Built from the existing Creative Commons framework, the Open Franchise for Creators provides an alternative model where technical and and creative collaborate from the get-go, to produce stories and myth of stunning quality and originality. The goal is to expand the existing FOSS repo model to encompass contributions such as character descriptions, plot lines, continuity checks, story arcs, illustrations, video, animation, and incidental music. Currently Creative Commons provides licenses applicable to all of the above, but it is designed as a framework for individual artist contributions, rather than collaborations. The tiered model presented in ROSECODE is a simple, yet practical way to establish a "repo for artists" (and programmers) that allows the original creative team to widen and reach out to new contributors as the project matures and evolves. The OFC model is compatible with a variety of funding structures or no funding at all; the model's greatest strength is that new people can join over time and become stakeholders.

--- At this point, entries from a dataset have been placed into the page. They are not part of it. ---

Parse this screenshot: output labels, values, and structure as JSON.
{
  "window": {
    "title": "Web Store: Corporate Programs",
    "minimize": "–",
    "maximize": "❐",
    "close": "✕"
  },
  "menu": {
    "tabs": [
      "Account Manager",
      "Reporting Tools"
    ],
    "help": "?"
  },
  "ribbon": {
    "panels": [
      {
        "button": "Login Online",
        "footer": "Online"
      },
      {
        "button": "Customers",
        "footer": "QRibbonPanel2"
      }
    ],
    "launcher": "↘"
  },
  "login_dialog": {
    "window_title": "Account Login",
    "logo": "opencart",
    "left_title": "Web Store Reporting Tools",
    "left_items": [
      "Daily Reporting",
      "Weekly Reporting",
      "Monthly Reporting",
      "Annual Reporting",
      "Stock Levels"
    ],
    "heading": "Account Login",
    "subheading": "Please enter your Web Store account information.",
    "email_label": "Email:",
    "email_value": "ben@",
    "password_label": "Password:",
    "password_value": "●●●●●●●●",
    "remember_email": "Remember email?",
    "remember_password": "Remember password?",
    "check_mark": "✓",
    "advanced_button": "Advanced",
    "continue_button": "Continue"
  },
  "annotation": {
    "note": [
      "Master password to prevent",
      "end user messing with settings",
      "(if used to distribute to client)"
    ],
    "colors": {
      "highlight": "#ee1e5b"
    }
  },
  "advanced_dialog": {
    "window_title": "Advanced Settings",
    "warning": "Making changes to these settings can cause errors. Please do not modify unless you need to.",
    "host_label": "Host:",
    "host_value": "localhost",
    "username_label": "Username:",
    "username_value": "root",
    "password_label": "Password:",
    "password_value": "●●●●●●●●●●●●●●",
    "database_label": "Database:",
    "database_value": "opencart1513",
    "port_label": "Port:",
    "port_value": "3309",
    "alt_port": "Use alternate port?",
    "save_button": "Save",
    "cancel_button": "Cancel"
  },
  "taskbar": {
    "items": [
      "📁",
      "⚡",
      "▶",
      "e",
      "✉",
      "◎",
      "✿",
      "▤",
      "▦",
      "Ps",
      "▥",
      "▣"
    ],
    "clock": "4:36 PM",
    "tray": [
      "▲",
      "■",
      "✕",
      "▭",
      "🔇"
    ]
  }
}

See "Why Code Makes Money and Content Doesn't", published in Hacker Noon, for an in-depth discussion of this paradigm.

2018 April 29 - 03:45
45 min
LinuxFest Northwest 2018

Happening at the same time:

  1. Linux Professional Institute: Exam Lab - Session 1
  2. Start Time:
    2018 April 29 02:30

    HC-112 LPI

  3. Making Chiptunes on a Raspberry Pi
  4. Start Time:
    2018 April 29 02:30

    CC-201 TUT1

  5. Improving Arduino Education
  6. Start Time:
    2018 April 29 02:30

    CC-202 TUT2

  7. Build and Program Your First Arduino Robot
  8. Start Time:
    2018 April 29 02:30

    CC-234 BAIRS

  9. openSUSE Mini-Summit
  10. Start Time:
    2018 April 29 02:30

    HC-104 openSUSE

  11. Don't Fear the Patent Clause!
  12. Start Time:
    2018 April 29 03:45


  13. Incident Response with Live Linux Forensics
  14. Start Time:
    2018 April 29 03:45


  15. Privacy on the blockchain
  16. Start Time:
    2018 April 29 03:45


  17. Hybrid multi-cloud infrastructure as code using Terraform
  18. Start Time:
    2018 April 29 03:45


  19. Arduino, ESP8266 and 433 Mhz Devices
  20. Start Time:
    2018 April 29 03:45


  21. Old Dogs & New Tricks
  22. Start Time:
    2018 April 29 03:45


  23. Using osquery via Fleet for Client/Server visibility
  24. Start Time:
    2018 April 29 03:45


  25. Picking Up the Pieces, Issues And Challenges Controlling Your Data
  26. Start Time:
    2018 April 29 03:45

    HC-103 Postgres